[Start of Attachment]

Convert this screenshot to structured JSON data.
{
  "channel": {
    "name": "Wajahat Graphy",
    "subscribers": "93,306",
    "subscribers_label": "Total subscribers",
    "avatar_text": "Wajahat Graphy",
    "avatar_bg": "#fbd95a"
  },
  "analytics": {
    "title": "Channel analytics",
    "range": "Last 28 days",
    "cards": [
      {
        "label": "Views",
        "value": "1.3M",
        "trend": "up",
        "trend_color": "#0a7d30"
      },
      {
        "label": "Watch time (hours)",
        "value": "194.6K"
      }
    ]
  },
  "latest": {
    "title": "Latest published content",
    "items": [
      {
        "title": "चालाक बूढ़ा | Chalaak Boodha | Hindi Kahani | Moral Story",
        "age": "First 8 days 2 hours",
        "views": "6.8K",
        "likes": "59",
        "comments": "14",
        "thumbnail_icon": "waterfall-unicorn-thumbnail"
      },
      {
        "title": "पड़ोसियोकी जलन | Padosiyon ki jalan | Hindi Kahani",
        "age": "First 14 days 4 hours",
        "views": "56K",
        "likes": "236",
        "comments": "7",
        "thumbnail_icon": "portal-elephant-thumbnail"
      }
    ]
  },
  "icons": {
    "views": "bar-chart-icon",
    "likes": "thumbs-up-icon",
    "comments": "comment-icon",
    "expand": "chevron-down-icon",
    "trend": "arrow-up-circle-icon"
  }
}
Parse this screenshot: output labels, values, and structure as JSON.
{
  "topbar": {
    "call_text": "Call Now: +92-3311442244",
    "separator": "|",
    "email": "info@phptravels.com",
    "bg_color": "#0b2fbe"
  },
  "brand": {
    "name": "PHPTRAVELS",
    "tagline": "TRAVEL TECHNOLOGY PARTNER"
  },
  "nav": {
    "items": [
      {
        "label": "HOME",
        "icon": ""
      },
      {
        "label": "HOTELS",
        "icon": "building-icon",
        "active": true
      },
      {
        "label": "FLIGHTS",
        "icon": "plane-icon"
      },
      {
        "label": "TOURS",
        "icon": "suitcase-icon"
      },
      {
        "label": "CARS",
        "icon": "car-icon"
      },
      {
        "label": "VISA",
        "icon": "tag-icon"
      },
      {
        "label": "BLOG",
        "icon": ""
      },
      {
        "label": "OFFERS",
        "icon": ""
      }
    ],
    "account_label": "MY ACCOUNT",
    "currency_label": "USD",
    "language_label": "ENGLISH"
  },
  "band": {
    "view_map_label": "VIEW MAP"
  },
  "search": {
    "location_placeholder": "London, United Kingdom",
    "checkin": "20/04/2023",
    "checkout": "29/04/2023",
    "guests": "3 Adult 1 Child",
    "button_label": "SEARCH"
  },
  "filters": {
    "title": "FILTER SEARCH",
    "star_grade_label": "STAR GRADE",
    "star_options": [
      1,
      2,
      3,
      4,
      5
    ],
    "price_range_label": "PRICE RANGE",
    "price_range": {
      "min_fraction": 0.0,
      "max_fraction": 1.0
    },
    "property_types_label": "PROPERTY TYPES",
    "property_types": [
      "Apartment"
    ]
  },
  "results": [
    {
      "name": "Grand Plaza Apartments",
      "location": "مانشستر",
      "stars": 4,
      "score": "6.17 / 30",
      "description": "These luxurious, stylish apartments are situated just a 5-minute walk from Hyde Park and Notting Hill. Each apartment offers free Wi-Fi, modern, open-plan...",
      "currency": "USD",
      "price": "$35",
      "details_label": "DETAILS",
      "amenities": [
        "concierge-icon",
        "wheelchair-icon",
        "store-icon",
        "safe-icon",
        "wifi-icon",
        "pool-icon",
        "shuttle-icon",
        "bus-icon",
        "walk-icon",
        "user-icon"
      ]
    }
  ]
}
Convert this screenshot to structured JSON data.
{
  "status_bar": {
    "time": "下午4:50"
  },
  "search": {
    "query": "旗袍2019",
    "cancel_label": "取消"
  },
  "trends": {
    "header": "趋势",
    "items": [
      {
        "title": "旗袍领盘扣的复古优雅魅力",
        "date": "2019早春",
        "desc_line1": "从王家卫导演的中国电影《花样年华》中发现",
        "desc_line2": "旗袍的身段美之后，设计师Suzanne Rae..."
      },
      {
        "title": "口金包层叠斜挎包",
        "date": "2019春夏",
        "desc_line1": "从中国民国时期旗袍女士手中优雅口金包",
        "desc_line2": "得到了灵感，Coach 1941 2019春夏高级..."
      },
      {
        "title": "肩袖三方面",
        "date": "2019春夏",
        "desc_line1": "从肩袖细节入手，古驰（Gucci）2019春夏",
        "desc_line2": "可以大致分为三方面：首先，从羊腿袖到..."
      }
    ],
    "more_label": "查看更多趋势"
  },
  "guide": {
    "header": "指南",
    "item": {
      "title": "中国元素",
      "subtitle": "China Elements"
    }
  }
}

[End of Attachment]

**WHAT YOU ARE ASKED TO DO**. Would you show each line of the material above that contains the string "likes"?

**SOLUTION TO THIS TASK**.
        "likes": "59",
        "likes": "236",
    "likes": "thumbs-up-icon",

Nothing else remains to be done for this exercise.